INSTRUCTIONS TO FOLLOW: Every single entry must be restated word for word.

DATA LISTING:
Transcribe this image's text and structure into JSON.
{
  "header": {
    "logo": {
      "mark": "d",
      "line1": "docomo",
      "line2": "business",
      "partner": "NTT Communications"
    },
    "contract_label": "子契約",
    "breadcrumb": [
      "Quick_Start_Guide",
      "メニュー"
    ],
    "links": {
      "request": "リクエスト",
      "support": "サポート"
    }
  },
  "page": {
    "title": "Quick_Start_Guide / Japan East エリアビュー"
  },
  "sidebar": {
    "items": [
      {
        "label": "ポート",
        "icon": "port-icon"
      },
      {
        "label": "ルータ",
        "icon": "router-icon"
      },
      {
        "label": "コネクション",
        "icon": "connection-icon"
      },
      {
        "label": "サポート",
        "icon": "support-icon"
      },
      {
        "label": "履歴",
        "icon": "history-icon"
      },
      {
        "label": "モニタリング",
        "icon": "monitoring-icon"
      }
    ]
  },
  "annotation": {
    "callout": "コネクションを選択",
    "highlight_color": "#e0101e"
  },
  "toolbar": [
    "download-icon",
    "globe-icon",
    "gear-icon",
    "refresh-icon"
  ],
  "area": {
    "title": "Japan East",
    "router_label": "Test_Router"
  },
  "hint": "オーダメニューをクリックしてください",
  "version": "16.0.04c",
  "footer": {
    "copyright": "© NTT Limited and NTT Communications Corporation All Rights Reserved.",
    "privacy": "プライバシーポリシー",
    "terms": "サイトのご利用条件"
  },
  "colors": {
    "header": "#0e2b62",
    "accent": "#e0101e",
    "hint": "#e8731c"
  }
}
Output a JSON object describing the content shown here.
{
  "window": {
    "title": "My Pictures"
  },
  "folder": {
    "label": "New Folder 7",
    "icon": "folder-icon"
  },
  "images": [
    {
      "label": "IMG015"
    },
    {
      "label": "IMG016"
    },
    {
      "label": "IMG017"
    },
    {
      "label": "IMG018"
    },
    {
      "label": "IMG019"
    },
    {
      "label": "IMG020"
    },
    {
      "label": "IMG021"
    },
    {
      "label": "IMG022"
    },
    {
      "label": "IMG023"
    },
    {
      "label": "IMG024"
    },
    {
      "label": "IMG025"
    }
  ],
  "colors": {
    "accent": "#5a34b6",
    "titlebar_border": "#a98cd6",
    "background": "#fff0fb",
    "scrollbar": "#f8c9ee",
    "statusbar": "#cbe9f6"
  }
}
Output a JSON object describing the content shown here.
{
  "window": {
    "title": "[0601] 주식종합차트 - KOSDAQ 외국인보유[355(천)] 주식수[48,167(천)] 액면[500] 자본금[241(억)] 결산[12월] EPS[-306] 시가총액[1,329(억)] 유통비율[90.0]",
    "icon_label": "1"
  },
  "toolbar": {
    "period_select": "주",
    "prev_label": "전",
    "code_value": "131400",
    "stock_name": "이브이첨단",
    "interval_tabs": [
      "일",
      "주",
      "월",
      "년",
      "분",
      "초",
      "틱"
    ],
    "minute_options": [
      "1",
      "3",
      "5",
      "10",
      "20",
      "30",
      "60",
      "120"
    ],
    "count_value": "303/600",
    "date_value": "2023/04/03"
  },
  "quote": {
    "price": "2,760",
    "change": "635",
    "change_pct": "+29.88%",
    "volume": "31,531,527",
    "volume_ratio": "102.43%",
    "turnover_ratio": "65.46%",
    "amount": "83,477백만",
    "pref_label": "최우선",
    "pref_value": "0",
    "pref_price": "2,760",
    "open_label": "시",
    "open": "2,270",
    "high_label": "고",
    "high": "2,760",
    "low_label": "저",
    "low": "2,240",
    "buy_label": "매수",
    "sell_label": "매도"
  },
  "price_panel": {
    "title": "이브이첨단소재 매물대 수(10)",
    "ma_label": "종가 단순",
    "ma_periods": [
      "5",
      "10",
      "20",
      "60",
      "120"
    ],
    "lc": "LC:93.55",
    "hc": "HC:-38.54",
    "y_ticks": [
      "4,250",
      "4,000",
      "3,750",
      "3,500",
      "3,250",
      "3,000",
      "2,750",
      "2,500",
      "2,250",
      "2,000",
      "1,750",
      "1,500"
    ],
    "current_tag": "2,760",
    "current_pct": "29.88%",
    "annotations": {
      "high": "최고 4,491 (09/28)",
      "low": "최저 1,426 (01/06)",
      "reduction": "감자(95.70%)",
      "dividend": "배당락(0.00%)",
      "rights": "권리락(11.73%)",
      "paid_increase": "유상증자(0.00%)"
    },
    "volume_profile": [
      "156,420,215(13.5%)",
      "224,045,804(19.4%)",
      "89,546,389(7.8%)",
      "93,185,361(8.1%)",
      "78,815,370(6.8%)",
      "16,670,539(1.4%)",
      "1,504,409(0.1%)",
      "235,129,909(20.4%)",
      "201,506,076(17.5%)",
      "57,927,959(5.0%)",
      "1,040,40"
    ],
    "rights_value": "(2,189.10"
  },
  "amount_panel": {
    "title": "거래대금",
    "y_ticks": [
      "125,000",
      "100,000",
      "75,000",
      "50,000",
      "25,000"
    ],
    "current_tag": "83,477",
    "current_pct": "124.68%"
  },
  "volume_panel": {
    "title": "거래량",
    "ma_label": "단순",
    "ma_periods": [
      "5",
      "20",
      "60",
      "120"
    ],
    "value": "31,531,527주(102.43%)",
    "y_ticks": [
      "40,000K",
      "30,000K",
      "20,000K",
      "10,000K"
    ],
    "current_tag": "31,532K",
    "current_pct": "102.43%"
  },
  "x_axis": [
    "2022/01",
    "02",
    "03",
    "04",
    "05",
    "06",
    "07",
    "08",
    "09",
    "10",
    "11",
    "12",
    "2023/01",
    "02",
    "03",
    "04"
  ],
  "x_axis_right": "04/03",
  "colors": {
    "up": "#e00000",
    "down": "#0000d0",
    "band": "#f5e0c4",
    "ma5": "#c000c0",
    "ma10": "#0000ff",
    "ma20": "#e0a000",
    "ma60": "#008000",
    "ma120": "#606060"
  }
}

EXERCISE ANSWER:
Transcribe this image's text and structure into JSON.
{
  "header": {
    "logo": {
      "mark": "d",
      "line1": "docomo",
      "line2": "business",
      "partner": "NTT Communications"
    },
    "contract_label": "子契約",
    "breadcrumb": [
      "Quick_Start_Guide",
      "メニュー"
    ],
    "links": {
      "request": "リクエスト",
      "support": "サポート"
    }
  },
  "page": {
    "title": "Quick_Start_Guide / Japan East エリアビュー"
  },
  "sidebar": {
    "items": [
      {
        "label": "ポート",
        "icon": "port-icon"
      },
      {
        "label": "ルータ",
        "icon": "router-icon"
      },
      {
        "label": "コネクション",
        "icon": "connection-icon"
      },
      {
        "label": "サポート",
        "icon": "support-icon"
      },
      {
        "label": "履歴",
        "icon": "history-icon"
      },
      {
        "label": "モニタリング",
        "icon": "monitoring-icon"
      }
    ]
  },
  "annotation": {
    "callout": "コネクションを選択",
    "highlight_color": "#e0101e"
  },
  "toolbar": [
    "download-icon",
    "globe-icon",
    "gear-icon",
    "refresh-icon"
  ],
  "area": {
    "title": "Japan East",
    "router_label": "Test_Router"
  },
  "hint": "オーダメニューをクリックしてください",
  "version": "16.0.04c",
  "footer": {
    "copyright": "© NTT Limited and NTT Communications Corporation All Rights Reserved.",
    "privacy": "プライバシーポリシー",
    "terms": "サイトのご利用条件"
  },
  "colors": {
    "header": "#0e2b62",
    "accent": "#e0101e",
    "hint": "#e8731c"
  }
}
Output a JSON object describing the content shown here.
{
  "window": {
    "title": "My Pictures"
  },
  "folder": {
    "label": "New Folder 7",
    "icon": "folder-icon"
  },
  "images": [
    {
      "label": "IMG015"
    },
    {
      "label": "IMG016"
    },
    {
      "label": "IMG017"
    },
    {
      "label": "IMG018"
    },
    {
      "label": "IMG019"
    },
    {
      "label": "IMG020"
    },
    {
      "label": "IMG021"
    },
    {
      "label": "IMG022"
    },
    {
      "label": "IMG023"
    },
    {
      "label": "IMG024"
    },
    {
      "label": "IMG025"
    }
  ],
  "colors": {
    "accent": "#5a34b6",
    "titlebar_border": "#a98cd6",
    "background": "#fff0fb",
    "scrollbar": "#f8c9ee",
    "statusbar": "#cbe9f6"
  }
}
Output a JSON object describing the content shown here.
{
  "window": {
    "title": "[0601] 주식종합차트 - KOSDAQ 외국인보유[355(천)] 주식수[48,167(천)] 액면[500] 자본금[241(억)] 결산[12월] EPS[-306] 시가총액[1,329(억)] 유통비율[90.0]",
    "icon_label": "1"
  },
  "toolbar": {
    "period_select": "주",
    "prev_label": "전",
    "code_value": "131400",
    "stock_name": "이브이첨단",
    "interval_tabs": [
      "일",
      "주",
      "월",
      "년",
      "분",
      "초",
      "틱"
    ],
    "minute_options": [
      "1",
      "3",
      "5",
      "10",
      "20",
      "30",
      "60",
      "120"
    ],
    "count_value": "303/600",
    "date_value": "2023/04/03"
  },
  "quote": {
    "price": "2,760",
    "change": "635",
    "change_pct": "+29.88%",
    "volume": "31,531,527",
    "volume_ratio": "102.43%",
    "turnover_ratio": "65.46%",
    "amount": "83,477백만",
    "pref_label": "최우선",
    "pref_value": "0",
    "pref_price": "2,760",
    "open_label": "시",
    "open": "2,270",
    "high_label": "고",
    "high": "2,760",
    "low_label": "저",
    "low": "2,240",
    "buy_label": "매수",
    "sell_label": "매도"
  },
  "price_panel": {
    "title": "이브이첨단소재 매물대 수(10)",
    "ma_label": "종가 단순",
    "ma_periods": [
      "5",
      "10",
      "20",
      "60",
      "120"
    ],
    "lc": "LC:93.55",
    "hc": "HC:-38.54",
    "y_ticks": [
      "4,250",
      "4,000",
      "3,750",
      "3,500",
      "3,250",
      "3,000",
      "2,750",
      "2,500",
      "2,250",
      "2,000",
      "1,750",
      "1,500"
    ],
    "current_tag": "2,760",
    "current_pct": "29.88%",
    "annotations": {
      "high": "최고 4,491 (09/28)",
      "low": "최저 1,426 (01/06)",
      "reduction": "감자(95.70%)",
      "dividend": "배당락(0.00%)",
      "rights": "권리락(11.73%)",
      "paid_increase": "유상증자(0.00%)"
    },
    "volume_profile": [
      "156,420,215(13.5%)",
      "224,045,804(19.4%)",
      "89,546,389(7.8%)",
      "93,185,361(8.1%)",
      "78,815,370(6.8%)",
      "16,670,539(1.4%)",
      "1,504,409(0.1%)",
      "235,129,909(20.4%)",
      "201,506,076(17.5%)",
      "57,927,959(5.0%)",
      "1,040,40"
    ],
    "rights_value": "(2,189.10"
  },
  "amount_panel": {
    "title": "거래대금",
    "y_ticks": [
      "125,000",
      "100,000",
      "75,000",
      "50,000",
      "25,000"
    ],
    "current_tag": "83,477",
    "current_pct": "124.68%"
  },
  "volume_panel": {
    "title": "거래량",
    "ma_label": "단순",
    "ma_periods": [
      "5",
      "20",
      "60",
      "120"
    ],
    "value": "31,531,527주(102.43%)",
    "y_ticks": [
      "40,000K",
      "30,000K",
      "20,000K",
      "10,000K"
    ],
    "current_tag": "31,532K",
    "current_pct": "102.43%"
  },
  "x_axis": [
    "2022/01",
    "02",
    "03",
    "04",
    "05",
    "06",
    "07",
    "08",
    "09",
    "10",
    "11",
    "12",
    "2023/01",
    "02",
    "03",
    "04"
  ],
  "x_axis_right": "04/03",
  "colors": {
    "up": "#e00000",
    "down": "#0000d0",
    "band": "#f5e0c4",
    "ma5": "#c000c0",
    "ma10": "#0000ff",
    "ma20": "#e0a000",
    "ma60": "#008000",
    "ma120": "#606060"
  }
}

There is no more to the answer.